There’s a feel-good factor about Schmidt as he takes Ireland job
Popular appointment signs three year contract and begins with ‘blank sheet of paper’ over backroom team
New Ireland coach Joe Schmidt. Photograph: Morgan Treacy/Inpho
Joe Schmidt will take charge of his first Ireland game against Samoa on November 9th. Photograph: Morgan Treacy/Inpho
Rarely has there been such a feel-good factor emanating from the Aviva Stadium this season as there was yesterday. In finally confirming Joe Schmidt as their choice to be the next full-time Ireland head coach, the appointment of the likeable Kiwi – the popular choice with players, punters, pundits and the IRFU themselves – may even help to boost both autumnal and 10-year ticket sales.
Unlike the desk in front of him when he was unveiled to the media yesterday, Schmidt has not even planted his legs under the table yet, and so there was little in the way of insight into his choice of assistant coaches or captain. Even so, it was also clear both would be very much his decisions, with IRFU chief executive Philip Browne stating Schmidt had “a blank sheet of paper as far as we’re concerned” with regard to his back-up staff.
Nor was there absolute confirmation of his attendance in America for Ireland’s two-match tour this summer, nor any long-term targets or goals, for aside from everything else he intends being quite busy over the next three and ideally four weeks as Leinster continue their search of a Pro12/Challenge Cup double.
Working with the existing coaching staff, having a watching brief this June, and then deciding on make-up of his back-up staff is potentially tricky, all the more so as Les Kiss and Gert Smal are out of contract, as is even Anthony Foley with Munster. Given Foley has so much to offer, he should not be lost to both set-ups.
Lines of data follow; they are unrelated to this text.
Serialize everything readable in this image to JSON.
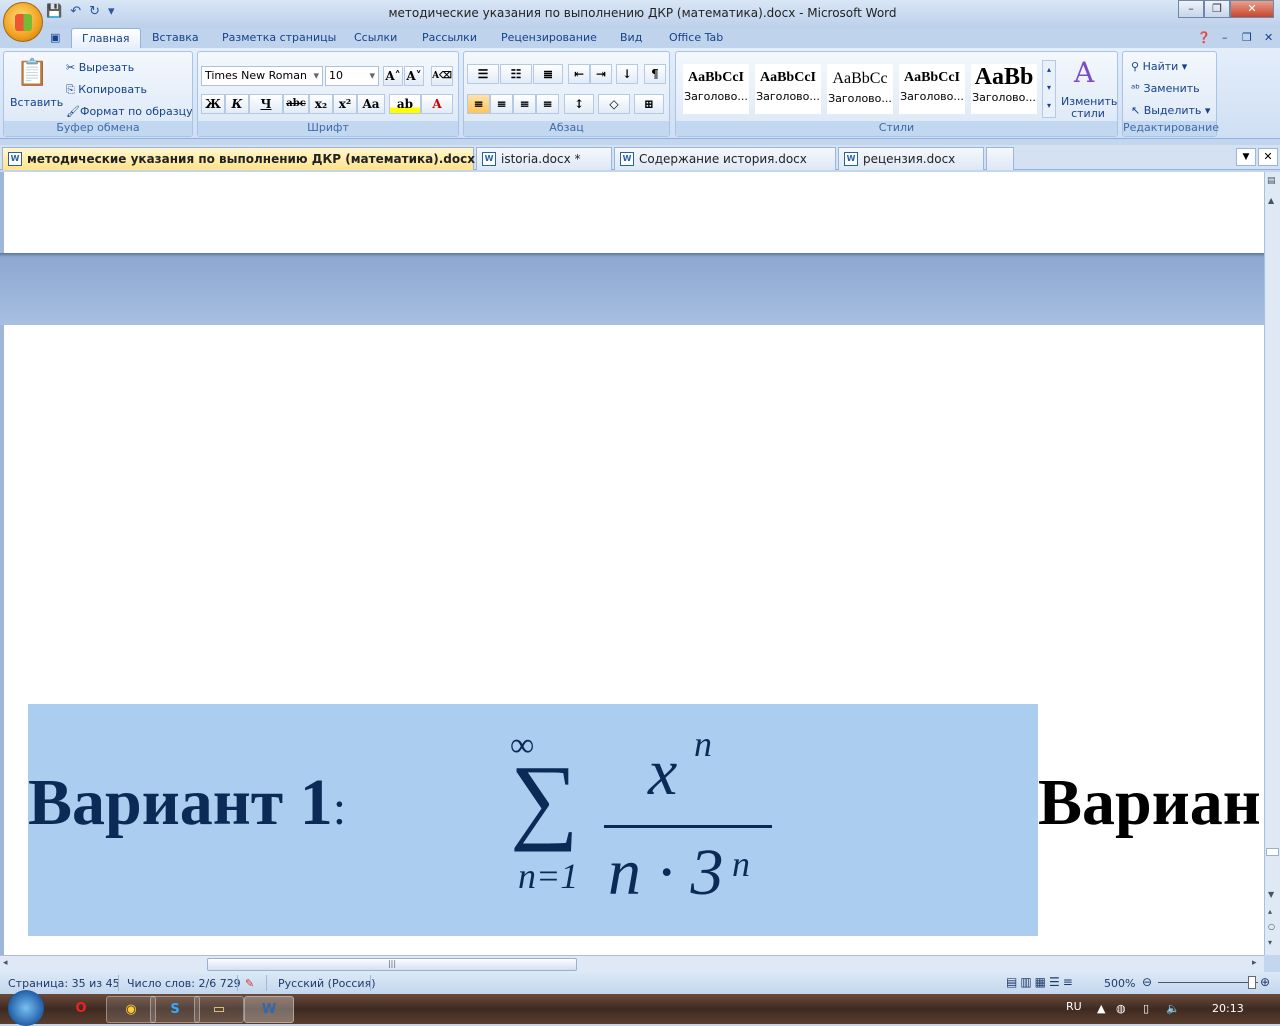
{
  "window": {
    "title": "методические указания по выполнению ДКР (математика).docx - Microsoft Word"
  },
  "ribbon_tabs": [
    "Главная",
    "Вставка",
    "Разметка страницы",
    "Ссылки",
    "Рассылки",
    "Рецензирование",
    "Вид",
    "Office Tab"
  ],
  "clipboard": {
    "paste": "Вставить",
    "cut": "Вырезать",
    "copy": "Копировать",
    "format_painter": "Формат по образцу",
    "label": "Буфер обмена"
  },
  "font": {
    "name": "Times New Roman",
    "size": "10",
    "label": "Шрифт",
    "bold": "Ж",
    "italic": "К",
    "underline": "Ч",
    "strike": "abc",
    "sub": "x₂",
    "sup": "x²",
    "case": "Aa",
    "grow": "A˄",
    "shrink": "A˅",
    "color_letter": "A"
  },
  "paragraph": {
    "label": "Абзац",
    "pilcrow": "¶"
  },
  "styles": {
    "label": "Стили",
    "items": [
      {
        "sample": "AaBbCcI",
        "name": "Заголово..."
      },
      {
        "sample": "AaBbCcI",
        "name": "Заголово..."
      },
      {
        "sample": "AaBbCc",
        "name": "Заголово..."
      },
      {
        "sample": "AaBbCcI",
        "name": "Заголово..."
      },
      {
        "sample": "AaBb",
        "name": "Заголово..."
      }
    ],
    "change": "Изменить стили"
  },
  "editing": {
    "label": "Редактирование",
    "find": "Найти",
    "replace": "Заменить",
    "select": "Выделить"
  },
  "doc_tabs": [
    {
      "label": "методические указания по выполнению ДКР (математика).docx *",
      "active": true
    },
    {
      "label": "istoria.docx *"
    },
    {
      "label": "Содержание история.docx"
    },
    {
      "label": "рецензия.docx"
    }
  ],
  "document": {
    "variant1": "Вариант  1",
    "colon": ":",
    "variant2": "Вариан",
    "formula": {
      "upper": "∞",
      "lower": "n=1",
      "numerator_base": "x",
      "numerator_exp": "n",
      "denominator": "n · 3",
      "denominator_exp": "n",
      "sigma": "∑"
    }
  },
  "status": {
    "page": "Страница: 35 из 45",
    "words": "Число слов: 2/6 729",
    "language": "Русский (Россия)",
    "zoom": "500%",
    "zoom_percent": 500
  },
  "taskbar": {
    "lang": "RU",
    "time": "20:13"
  },
  "colors": {
    "highlight": "#abcdef",
    "accent": "#15428b"
  }
}
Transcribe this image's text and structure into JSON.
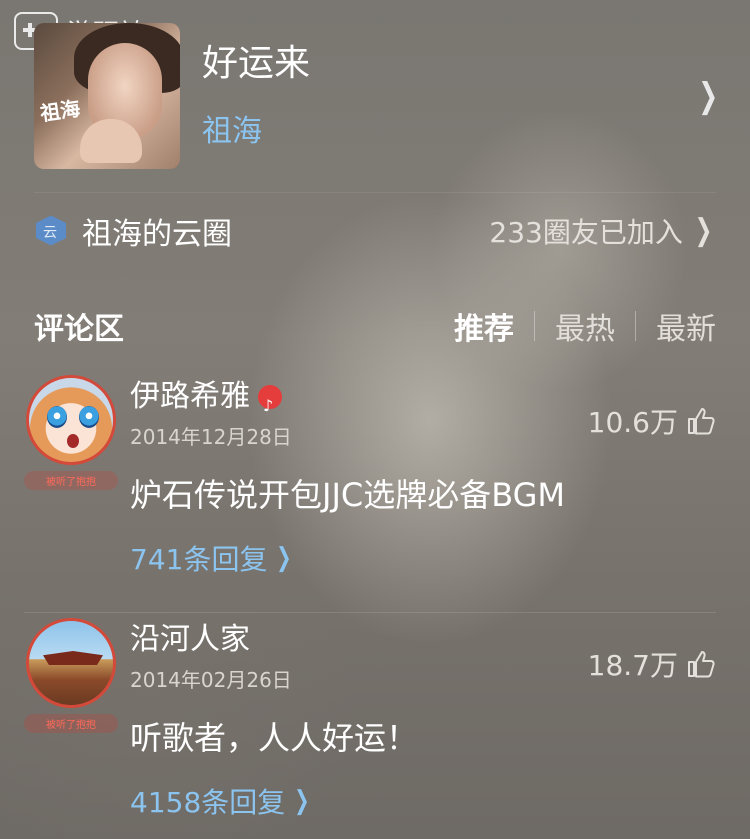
{
  "watermark": {
    "text": "游研社"
  },
  "song": {
    "title": "好运来",
    "artist": "祖海",
    "cover_text": "祖海"
  },
  "circle": {
    "name": "祖海的云圈",
    "count_label": "233圈友已加入"
  },
  "comments_section": {
    "title": "评论区",
    "tabs": [
      {
        "label": "推荐",
        "active": true
      },
      {
        "label": "最热",
        "active": false
      },
      {
        "label": "最新",
        "active": false
      }
    ]
  },
  "comments": [
    {
      "user": "伊路希雅",
      "date": "2014年12月28日",
      "text": "炉石传说开包JJC选牌必备BGM",
      "replies": "741条回复",
      "likes": "10.6万",
      "badge": "被听了抱抱"
    },
    {
      "user": "沿河人家",
      "date": "2014年02月26日",
      "text": "听歌者，人人好运！",
      "replies": "4158条回复",
      "likes": "18.7万",
      "badge": "被听了抱抱"
    }
  ]
}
“I think in Leinster I came into a partially established coaching backroom. That allowed a bit of continuity,” said Schmidt. “I’m not sure I know who would be best yet so to comment would be probably a little bit ahead of whatever I’ve had the opportunity to think through.”
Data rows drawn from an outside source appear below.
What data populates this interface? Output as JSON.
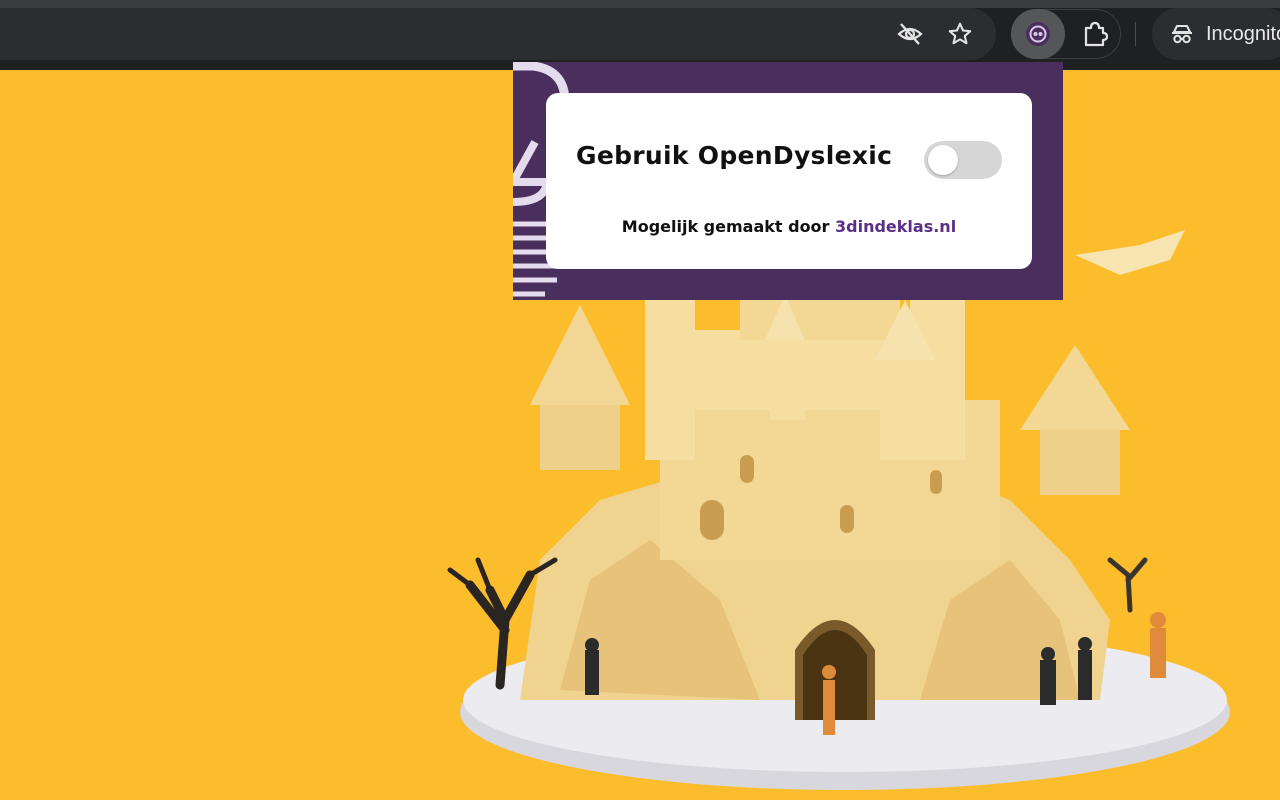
{
  "browser": {
    "toolbar_icons": [
      "eye-off-icon",
      "star-icon",
      "extension-opendyslexic-icon",
      "puzzle-icon"
    ],
    "incognito_label": "Incognito",
    "colors": {
      "toolbar": "#1f2022",
      "omnibox": "#2c2d30"
    }
  },
  "page": {
    "background_color": "#fbbd2c",
    "image_description_icon": "castle-illustration"
  },
  "popup": {
    "toggle_label": "Gebruik OpenDyslexic",
    "toggle_state": "off",
    "credit_prefix": "Mogelijk gemaakt door",
    "credit_link": "3dindeklas.nl",
    "colors": {
      "frame": "#4a2e5d",
      "card": "#ffffff",
      "link": "#5b2f86",
      "toggle_off": "#d6d6d6"
    }
  }
}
Very much a hands-on coach who likes working with smaller, more streamlined coaching staffs, all such decisions, he repeatedly said, were likely to be four to six weeks away. Regarding the scale of the challenge facing him in what he repeatedly referred to as the “suffocating windows” of Test rugby, he also expressed the hope that Ireland would enjoy a more favourable injury profile than was the case this season under his predecessor Declan Kidney.
Poacher to gamekeeper
There is an element of him turning from poacher to gamekeeper, and while there is a general acceptance amongst the provincial coaches that the national team has “precedence” he added that “all the coaches at the provinces ceded to that but they’re also pretty keen to make sure they guarded their own patch as well. That will inevitably continue. Being part of the poachers, as you described them, I had reasonably positive working relationships.”
Contracted for three seasons until the conclusion of the 2016 Six Nations, it was assuredly a condition of Schmidt’s accession to the throne that there would be no more debriefings with the IRFU before and after each individual Test, with Browne admitting they would now be confined until after each respective block of international, ie November Tests, the Six Nations and the summer tour/2015 World Cup.
His tenure will begin on November 9th against Samoa, with Australia and his native New Zealand over the ensuing two Saturdays.
“It is a pretty tough start, to be honest. I’m not sure how we’ll go against the All Blacks after playing Samoa and Australia because that is going to be fairly attritional. By the time you get to the All Blacks, you’ll have had to endure some stormy moments. It is fairly tantalising, but daunting as well.”
As to the theory that Ireland are undergoing a transitional phase, he said: “I am a massive believer that transition is a constant. For every player who may be retiring in the next year or two, there are players coming through and I think, inevitably, when you’ve had world class players you don’t necessarily get world class players to replace him but you might get one in a different position and they can complement each other, grow their game in a positive direction and, in the context of a team, hopefully you can get some world class players and some developing test players and that’s a constant transition.”
Asked what he was most looking forward to about the job, apart obviously from those debriefings with the IRFU and the media, Schmidt said: “I just want to get on the field. It’s what I was doing this afternoon before I came here. It’s what I enjoy doing. I really do enjoy the aspect of hands-on coaching, working with a group of players who are looking to play the way they want to play. It’s one of the things about coaching, you’re a facilitator of what the players really want to achieve. I think that’s probably what I’d look forward to most.”
That will apply to the Leinster players he has worked with as well, and Schmidt’s appointment also strengthens the chances of Brian O’Driscoll extending his career for “one more year”, as the great one was implored to do after his try against Biarritz last Saturday.
“He’s put some pressure on me, so I think I’d certainly like to put a bit of pressure on him. We put a couple of plants in the crowd to start that chant, so I hope they’ve been successful.
“The one thing is that Brian is very much his own man, he will make his own decision, but at the same time it doesn’t stop you from trying to push him towards one.
“I’d like to see him to continue. I’d love to see him named tomorrow, and I think that that would be part of a continuation of a stellar career, hopefully not the end of one.”